Worst of all, this artificial burdening of front desk staff meant that all staff were now perceived to be fully “utilized” — i.e., no one was available for additional projects or important additions to their job content. On our visit to the practice, one of the first things we noticed was that the front desk was doing a poor job of collecting co-pays (routinely billing them instead of collecting them at check-in). Naturally, we urged the practice to work on this — to which the manager responded, we’ve tried, but the front desk is so busy, we can’t do it without more staff!
If the practice hadn’t been so obsessive about avoiding even the smallest bit of staff downtime, more capacity would have been easily available for the (much more important) task of properly collecting at the front desk.

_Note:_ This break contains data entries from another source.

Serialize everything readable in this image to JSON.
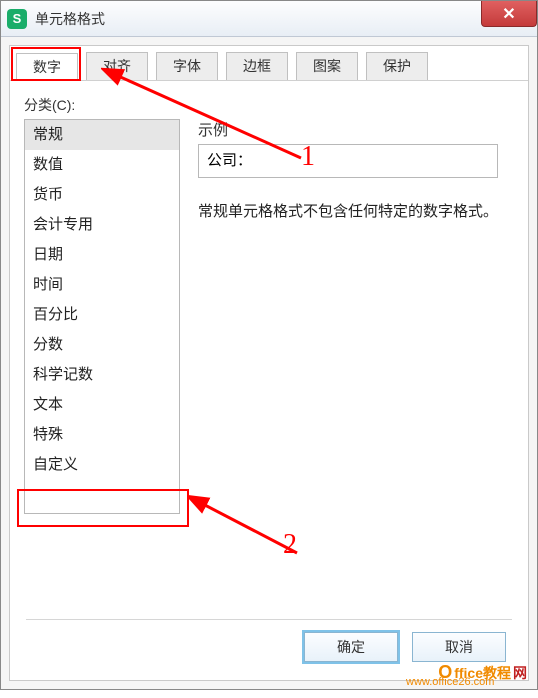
{
  "titlebar": {
    "icon_text": "S",
    "title": "单元格格式"
  },
  "tabs": [
    {
      "label": "数字",
      "active": true
    },
    {
      "label": "对齐",
      "active": false
    },
    {
      "label": "字体",
      "active": false
    },
    {
      "label": "边框",
      "active": false
    },
    {
      "label": "图案",
      "active": false
    },
    {
      "label": "保护",
      "active": false
    }
  ],
  "category_label": "分类(C):",
  "categories": [
    "常规",
    "数值",
    "货币",
    "会计专用",
    "日期",
    "时间",
    "百分比",
    "分数",
    "科学记数",
    "文本",
    "特殊",
    "自定义"
  ],
  "selected_category_index": 0,
  "sample": {
    "label": "示例",
    "value": "公司："
  },
  "description": "常规单元格格式不包含任何特定的数字格式。",
  "buttons": {
    "ok": "确定",
    "cancel": "取消"
  },
  "annotations": {
    "n1": "1",
    "n2": "2"
  },
  "watermark": {
    "brand_o": "O",
    "brand_ff": "ffice教程",
    "brand_net": "网",
    "url": "www.office26.com"
  }
}
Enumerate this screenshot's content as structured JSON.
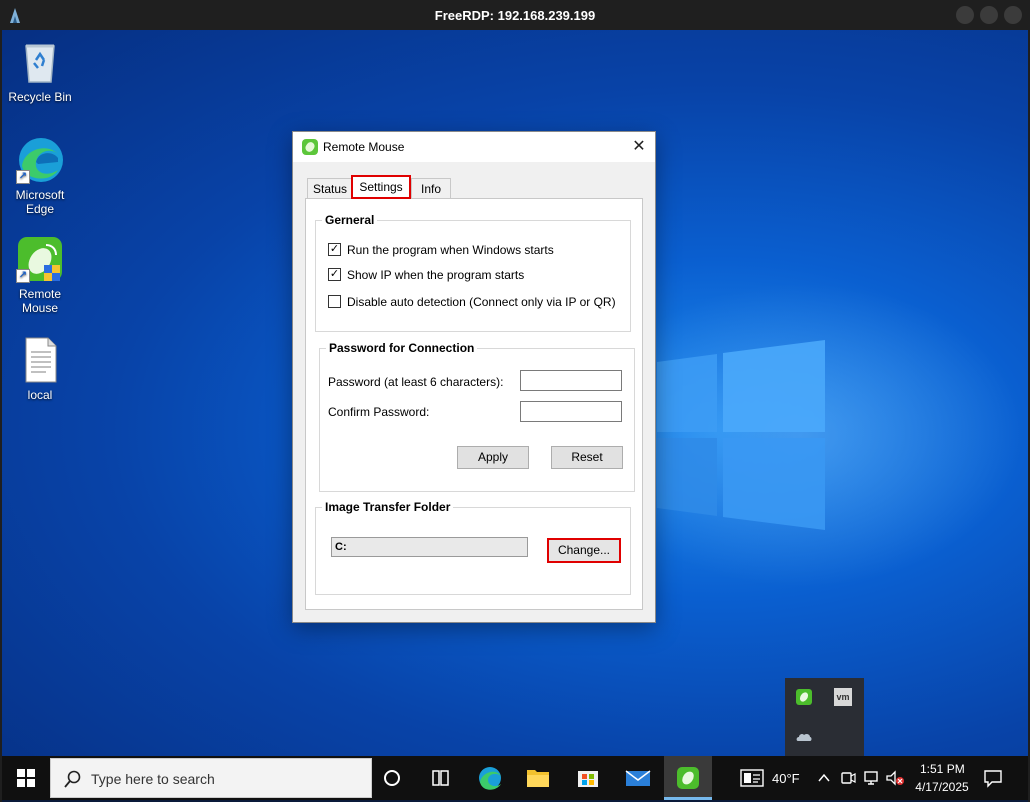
{
  "rdp": {
    "title": "FreeRDP: 192.168.239.199",
    "min_glyph": "",
    "max_glyph": "",
    "close_glyph": ""
  },
  "desktop_icons": [
    {
      "label": "Recycle Bin"
    },
    {
      "label": "Microsoft Edge"
    },
    {
      "label": "Remote Mouse"
    },
    {
      "label": "local"
    }
  ],
  "dialog": {
    "title": "Remote Mouse",
    "close_glyph": "✕",
    "tabs": {
      "status": "Status",
      "settings": "Settings",
      "info": "Info",
      "selected": "Settings"
    },
    "general": {
      "legend": "Gerneral",
      "options": [
        {
          "label": "Run the program when Windows starts",
          "checked": true,
          "mark": "✓"
        },
        {
          "label": "Show IP when the program starts",
          "checked": true,
          "mark": "✓"
        },
        {
          "label": "Disable auto detection (Connect only via IP or QR)",
          "checked": false,
          "mark": ""
        }
      ]
    },
    "password": {
      "legend": "Password for Connection",
      "password_label": "Password (at least 6 characters):",
      "password_value": "",
      "confirm_label": "Confirm Password:",
      "confirm_value": "",
      "apply_label": "Apply",
      "reset_label": "Reset"
    },
    "image_folder": {
      "legend": "Image Transfer Folder",
      "path": "C:",
      "change_label": "Change..."
    }
  },
  "taskbar": {
    "search_placeholder": "Type here to search",
    "weather": "40°F",
    "time": "1:51 PM",
    "date": "4/17/2025"
  },
  "tray_popup": {
    "vm_label": "vm"
  },
  "colors": {
    "highlight": "#e00000",
    "desktop_blue": "#0a5fd0",
    "taskbar": "#101010"
  }
}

And the same thing holds true for other needs that come along in the life of a practice — whether that’s the ability to take a little extra time on the learning curve for a new EHR or PMS, to consider ways to improve patient intake forms, to educate patients about a new portal or reassure them about a referral to a specialist. A little bit of downtime needn’t be considered wasteful — it could instead be thought of as a small reserve of resources your practice can use to take advantage of future opportunities to grow and operate better.